### EXERCISE PROMPT
Repeat the data exactly, so that every line matches the original.

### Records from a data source

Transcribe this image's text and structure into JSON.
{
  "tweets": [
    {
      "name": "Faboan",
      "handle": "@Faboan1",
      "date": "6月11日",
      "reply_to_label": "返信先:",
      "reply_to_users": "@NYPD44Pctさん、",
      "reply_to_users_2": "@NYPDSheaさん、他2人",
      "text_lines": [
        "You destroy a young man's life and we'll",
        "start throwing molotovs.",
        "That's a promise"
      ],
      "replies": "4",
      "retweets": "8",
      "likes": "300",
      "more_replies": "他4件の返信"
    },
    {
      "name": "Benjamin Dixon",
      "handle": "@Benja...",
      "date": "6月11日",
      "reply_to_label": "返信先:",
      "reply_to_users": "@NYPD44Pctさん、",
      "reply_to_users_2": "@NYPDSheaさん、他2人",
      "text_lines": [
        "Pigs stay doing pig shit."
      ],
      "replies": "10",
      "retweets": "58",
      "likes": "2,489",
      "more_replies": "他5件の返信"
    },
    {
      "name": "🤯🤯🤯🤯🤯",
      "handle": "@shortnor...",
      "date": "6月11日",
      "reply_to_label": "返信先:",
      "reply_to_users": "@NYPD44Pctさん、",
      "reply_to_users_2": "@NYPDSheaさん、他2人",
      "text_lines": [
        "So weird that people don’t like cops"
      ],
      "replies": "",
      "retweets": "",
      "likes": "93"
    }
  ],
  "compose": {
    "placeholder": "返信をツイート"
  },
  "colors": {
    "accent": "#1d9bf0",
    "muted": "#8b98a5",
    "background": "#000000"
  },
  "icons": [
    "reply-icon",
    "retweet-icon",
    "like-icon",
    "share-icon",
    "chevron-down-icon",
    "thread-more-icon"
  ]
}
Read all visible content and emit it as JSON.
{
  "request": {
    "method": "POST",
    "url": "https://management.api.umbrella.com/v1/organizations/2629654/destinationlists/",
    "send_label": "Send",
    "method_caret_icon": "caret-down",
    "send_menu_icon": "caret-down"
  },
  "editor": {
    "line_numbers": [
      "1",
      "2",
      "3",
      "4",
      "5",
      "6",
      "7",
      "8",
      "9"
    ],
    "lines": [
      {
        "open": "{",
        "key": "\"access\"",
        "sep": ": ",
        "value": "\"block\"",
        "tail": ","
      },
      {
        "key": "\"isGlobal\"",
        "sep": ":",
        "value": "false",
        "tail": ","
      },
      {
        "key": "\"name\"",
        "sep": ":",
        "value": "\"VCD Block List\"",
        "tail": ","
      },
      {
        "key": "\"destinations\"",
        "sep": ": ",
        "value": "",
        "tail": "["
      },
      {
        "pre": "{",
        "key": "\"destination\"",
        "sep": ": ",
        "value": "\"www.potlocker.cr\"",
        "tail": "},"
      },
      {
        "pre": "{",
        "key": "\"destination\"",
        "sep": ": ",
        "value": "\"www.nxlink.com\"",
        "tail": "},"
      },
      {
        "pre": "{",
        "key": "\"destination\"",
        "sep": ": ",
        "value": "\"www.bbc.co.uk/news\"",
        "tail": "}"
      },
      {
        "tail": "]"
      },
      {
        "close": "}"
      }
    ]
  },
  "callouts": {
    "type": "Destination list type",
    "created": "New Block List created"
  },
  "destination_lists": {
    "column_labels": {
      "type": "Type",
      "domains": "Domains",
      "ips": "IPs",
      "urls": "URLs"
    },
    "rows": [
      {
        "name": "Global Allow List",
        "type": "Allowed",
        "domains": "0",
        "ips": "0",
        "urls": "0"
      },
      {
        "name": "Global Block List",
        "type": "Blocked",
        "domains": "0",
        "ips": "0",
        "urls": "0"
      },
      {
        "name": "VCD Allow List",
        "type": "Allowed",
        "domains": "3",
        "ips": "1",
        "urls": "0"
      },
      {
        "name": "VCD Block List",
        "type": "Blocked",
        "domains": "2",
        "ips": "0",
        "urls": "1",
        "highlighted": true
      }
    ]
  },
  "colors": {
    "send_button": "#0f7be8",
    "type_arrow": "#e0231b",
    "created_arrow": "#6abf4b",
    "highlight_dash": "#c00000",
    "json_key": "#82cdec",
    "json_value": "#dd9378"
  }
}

### SOLUTION BELOW
Transcribe this image's text and structure into JSON.
{
  "tweets": [
    {
      "name": "Faboan",
      "handle": "@Faboan1",
      "date": "6月11日",
      "reply_to_label": "返信先:",
      "reply_to_users": "@NYPD44Pctさん、",
      "reply_to_users_2": "@NYPDSheaさん、他2人",
      "text_lines": [
        "You destroy a young man's life and we'll",
        "start throwing molotovs.",
        "That's a promise"
      ],
      "replies": "4",
      "retweets": "8",
      "likes": "300",
      "more_replies": "他4件の返信"
    },
    {
      "name": "Benjamin Dixon",
      "handle": "@Benja...",
      "date": "6月11日",
      "reply_to_label": "返信先:",
      "reply_to_users": "@NYPD44Pctさん、",
      "reply_to_users_2": "@NYPDSheaさん、他2人",
      "text_lines": [
        "Pigs stay doing pig shit."
      ],
      "replies": "10",
      "retweets": "58",
      "likes": "2,489",
      "more_replies": "他5件の返信"
    },
    {
      "name": "🤯🤯🤯🤯🤯",
      "handle": "@shortnor...",
      "date": "6月11日",
      "reply_to_label": "返信先:",
      "reply_to_users": "@NYPD44Pctさん、",
      "reply_to_users_2": "@NYPDSheaさん、他2人",
      "text_lines": [
        "So weird that people don’t like cops"
      ],
      "replies": "",
      "retweets": "",
      "likes": "93"
    }
  ],
  "compose": {
    "placeholder": "返信をツイート"
  },
  "colors": {
    "accent": "#1d9bf0",
    "muted": "#8b98a5",
    "background": "#000000"
  },
  "icons": [
    "reply-icon",
    "retweet-icon",
    "like-icon",
    "share-icon",
    "chevron-down-icon",
    "thread-more-icon"
  ]
}
Read all visible content and emit it as JSON.
{
  "request": {
    "method": "POST",
    "url": "https://management.api.umbrella.com/v1/organizations/2629654/destinationlists/",
    "send_label": "Send",
    "method_caret_icon": "caret-down",
    "send_menu_icon": "caret-down"
  },
  "editor": {
    "line_numbers": [
      "1",
      "2",
      "3",
      "4",
      "5",
      "6",
      "7",
      "8",
      "9"
    ],
    "lines": [
      {
        "open": "{",
        "key": "\"access\"",
        "sep": ": ",
        "value": "\"block\"",
        "tail": ","
      },
      {
        "key": "\"isGlobal\"",
        "sep": ":",
        "value": "false",
        "tail": ","
      },
      {
        "key": "\"name\"",
        "sep": ":",
        "value": "\"VCD Block List\"",
        "tail": ","
      },
      {
        "key": "\"destinations\"",
        "sep": ": ",
        "value": "",
        "tail": "["
      },
      {
        "pre": "{",
        "key": "\"destination\"",
        "sep": ": ",
        "value": "\"www.potlocker.cr\"",
        "tail": "},"
      },
      {
        "pre": "{",
        "key": "\"destination\"",
        "sep": ": ",
        "value": "\"www.nxlink.com\"",
        "tail": "},"
      },
      {
        "pre": "{",
        "key": "\"destination\"",
        "sep": ": ",
        "value": "\"www.bbc.co.uk/news\"",
        "tail": "}"
      },
      {
        "tail": "]"
      },
      {
        "close": "}"
      }
    ]
  },
  "callouts": {
    "type": "Destination list type",
    "created": "New Block List created"
  },
  "destination_lists": {
    "column_labels": {
      "type": "Type",
      "domains": "Domains",
      "ips": "IPs",
      "urls": "URLs"
    },
    "rows": [
      {
        "name": "Global Allow List",
        "type": "Allowed",
        "domains": "0",
        "ips": "0",
        "urls": "0"
      },
      {
        "name": "Global Block List",
        "type": "Blocked",
        "domains": "0",
        "ips": "0",
        "urls": "0"
      },
      {
        "name": "VCD Allow List",
        "type": "Allowed",
        "domains": "3",
        "ips": "1",
        "urls": "0"
      },
      {
        "name": "VCD Block List",
        "type": "Blocked",
        "domains": "2",
        "ips": "0",
        "urls": "1",
        "highlighted": true
      }
    ]
  },
  "colors": {
    "send_button": "#0f7be8",
    "type_arrow": "#e0231b",
    "created_arrow": "#6abf4b",
    "highlight_dash": "#c00000",
    "json_key": "#82cdec",
    "json_value": "#dd9378"
  }
}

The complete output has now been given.